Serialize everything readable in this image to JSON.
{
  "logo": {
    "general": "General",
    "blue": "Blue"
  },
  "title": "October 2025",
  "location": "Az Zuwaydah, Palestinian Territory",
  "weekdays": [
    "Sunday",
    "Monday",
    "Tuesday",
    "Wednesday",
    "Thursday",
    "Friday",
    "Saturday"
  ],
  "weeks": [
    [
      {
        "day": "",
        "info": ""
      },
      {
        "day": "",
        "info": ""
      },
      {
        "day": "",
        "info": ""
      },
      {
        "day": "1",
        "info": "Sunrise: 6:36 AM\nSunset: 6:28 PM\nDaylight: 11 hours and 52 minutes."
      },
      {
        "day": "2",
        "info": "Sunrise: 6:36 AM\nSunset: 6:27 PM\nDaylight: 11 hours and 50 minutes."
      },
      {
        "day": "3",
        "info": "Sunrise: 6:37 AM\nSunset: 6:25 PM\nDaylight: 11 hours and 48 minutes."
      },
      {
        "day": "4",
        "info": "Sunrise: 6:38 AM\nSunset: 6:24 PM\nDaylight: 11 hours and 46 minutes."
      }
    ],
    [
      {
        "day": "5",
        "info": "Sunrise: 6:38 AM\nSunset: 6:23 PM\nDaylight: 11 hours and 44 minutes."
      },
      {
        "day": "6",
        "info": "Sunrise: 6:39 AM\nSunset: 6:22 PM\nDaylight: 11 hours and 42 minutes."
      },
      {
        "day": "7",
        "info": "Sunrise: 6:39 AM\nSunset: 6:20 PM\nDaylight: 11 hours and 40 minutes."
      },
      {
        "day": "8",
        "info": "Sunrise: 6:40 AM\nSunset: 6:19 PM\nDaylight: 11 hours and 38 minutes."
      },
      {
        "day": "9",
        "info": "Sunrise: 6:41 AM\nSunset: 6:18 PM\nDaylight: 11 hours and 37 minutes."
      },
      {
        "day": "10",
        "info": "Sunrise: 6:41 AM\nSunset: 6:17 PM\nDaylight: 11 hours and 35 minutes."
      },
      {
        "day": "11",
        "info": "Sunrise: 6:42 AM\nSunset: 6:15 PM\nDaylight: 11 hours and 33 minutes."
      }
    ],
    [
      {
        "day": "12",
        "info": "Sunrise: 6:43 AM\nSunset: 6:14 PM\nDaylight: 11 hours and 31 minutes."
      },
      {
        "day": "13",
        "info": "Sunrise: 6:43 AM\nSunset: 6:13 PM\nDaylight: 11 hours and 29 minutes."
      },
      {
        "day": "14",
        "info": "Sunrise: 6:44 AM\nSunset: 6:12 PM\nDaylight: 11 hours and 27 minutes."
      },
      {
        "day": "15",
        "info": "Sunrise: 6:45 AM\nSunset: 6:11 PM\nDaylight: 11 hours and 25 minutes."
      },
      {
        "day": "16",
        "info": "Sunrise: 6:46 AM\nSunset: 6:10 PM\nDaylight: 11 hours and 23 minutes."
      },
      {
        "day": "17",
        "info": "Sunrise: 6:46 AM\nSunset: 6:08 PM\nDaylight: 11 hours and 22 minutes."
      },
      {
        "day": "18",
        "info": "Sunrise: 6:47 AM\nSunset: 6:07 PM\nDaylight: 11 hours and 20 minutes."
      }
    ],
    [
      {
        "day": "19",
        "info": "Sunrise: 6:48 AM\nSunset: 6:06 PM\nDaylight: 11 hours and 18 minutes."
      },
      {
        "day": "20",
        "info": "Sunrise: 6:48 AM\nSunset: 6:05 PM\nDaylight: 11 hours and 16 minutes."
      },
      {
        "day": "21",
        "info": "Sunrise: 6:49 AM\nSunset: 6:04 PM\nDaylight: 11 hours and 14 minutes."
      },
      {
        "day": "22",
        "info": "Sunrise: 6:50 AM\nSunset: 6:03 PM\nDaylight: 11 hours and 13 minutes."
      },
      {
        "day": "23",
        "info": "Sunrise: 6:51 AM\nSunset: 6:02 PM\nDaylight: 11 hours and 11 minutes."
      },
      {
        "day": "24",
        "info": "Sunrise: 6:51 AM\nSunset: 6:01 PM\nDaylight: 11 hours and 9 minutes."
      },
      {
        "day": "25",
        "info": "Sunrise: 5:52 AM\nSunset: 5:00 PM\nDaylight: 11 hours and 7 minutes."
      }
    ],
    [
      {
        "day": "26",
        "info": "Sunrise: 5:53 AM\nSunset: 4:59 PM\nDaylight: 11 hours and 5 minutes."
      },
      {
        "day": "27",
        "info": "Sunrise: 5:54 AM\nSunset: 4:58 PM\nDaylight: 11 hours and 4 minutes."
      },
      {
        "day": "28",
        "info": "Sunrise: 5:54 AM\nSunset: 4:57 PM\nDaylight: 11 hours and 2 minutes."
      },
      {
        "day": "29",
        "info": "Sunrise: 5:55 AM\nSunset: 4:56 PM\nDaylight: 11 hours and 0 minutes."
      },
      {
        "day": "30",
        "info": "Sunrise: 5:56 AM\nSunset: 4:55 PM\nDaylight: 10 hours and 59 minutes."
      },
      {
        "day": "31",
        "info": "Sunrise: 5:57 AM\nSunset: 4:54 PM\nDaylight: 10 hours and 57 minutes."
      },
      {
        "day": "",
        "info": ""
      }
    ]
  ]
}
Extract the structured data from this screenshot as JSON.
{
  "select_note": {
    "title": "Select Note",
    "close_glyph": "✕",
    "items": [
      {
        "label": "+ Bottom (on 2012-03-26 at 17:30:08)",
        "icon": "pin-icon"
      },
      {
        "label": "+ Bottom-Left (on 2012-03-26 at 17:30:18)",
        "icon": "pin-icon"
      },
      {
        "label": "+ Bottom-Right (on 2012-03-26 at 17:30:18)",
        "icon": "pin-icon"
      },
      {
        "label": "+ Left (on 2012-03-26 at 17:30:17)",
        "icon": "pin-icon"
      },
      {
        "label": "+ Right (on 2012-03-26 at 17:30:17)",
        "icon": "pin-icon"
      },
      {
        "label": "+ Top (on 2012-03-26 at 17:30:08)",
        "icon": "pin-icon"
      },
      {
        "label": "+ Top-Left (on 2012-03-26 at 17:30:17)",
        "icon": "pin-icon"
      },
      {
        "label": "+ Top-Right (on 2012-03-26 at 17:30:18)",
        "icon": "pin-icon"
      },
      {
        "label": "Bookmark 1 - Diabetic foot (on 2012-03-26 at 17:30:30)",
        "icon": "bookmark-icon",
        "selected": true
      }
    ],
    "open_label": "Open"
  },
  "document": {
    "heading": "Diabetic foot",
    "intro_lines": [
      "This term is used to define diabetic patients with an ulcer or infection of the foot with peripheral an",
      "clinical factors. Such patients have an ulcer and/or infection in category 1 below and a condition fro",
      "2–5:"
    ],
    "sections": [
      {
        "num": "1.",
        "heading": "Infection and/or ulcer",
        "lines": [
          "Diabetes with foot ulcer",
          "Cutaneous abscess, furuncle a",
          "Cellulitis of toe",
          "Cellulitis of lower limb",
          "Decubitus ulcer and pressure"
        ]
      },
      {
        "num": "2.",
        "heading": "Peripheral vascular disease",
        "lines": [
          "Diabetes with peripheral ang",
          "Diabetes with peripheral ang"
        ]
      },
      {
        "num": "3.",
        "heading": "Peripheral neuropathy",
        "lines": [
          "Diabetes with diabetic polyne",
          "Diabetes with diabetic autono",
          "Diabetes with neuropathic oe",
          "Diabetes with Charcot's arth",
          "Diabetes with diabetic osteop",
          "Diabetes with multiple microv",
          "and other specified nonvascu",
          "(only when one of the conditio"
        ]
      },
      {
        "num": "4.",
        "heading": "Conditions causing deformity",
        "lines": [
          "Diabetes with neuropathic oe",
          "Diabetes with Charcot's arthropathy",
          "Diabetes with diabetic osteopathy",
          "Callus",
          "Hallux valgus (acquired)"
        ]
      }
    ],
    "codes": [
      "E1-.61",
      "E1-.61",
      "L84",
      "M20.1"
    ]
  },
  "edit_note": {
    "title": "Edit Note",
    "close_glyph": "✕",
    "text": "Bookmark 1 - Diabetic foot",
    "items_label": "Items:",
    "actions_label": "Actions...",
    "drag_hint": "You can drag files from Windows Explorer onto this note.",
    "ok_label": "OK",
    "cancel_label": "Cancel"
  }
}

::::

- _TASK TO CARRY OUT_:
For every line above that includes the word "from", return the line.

- _RESPONSE TO THIS TASK_:
Extract the structured data from this screenshot as JSON.
    "drag_hint": "You can drag files from Windows Explorer onto this note.",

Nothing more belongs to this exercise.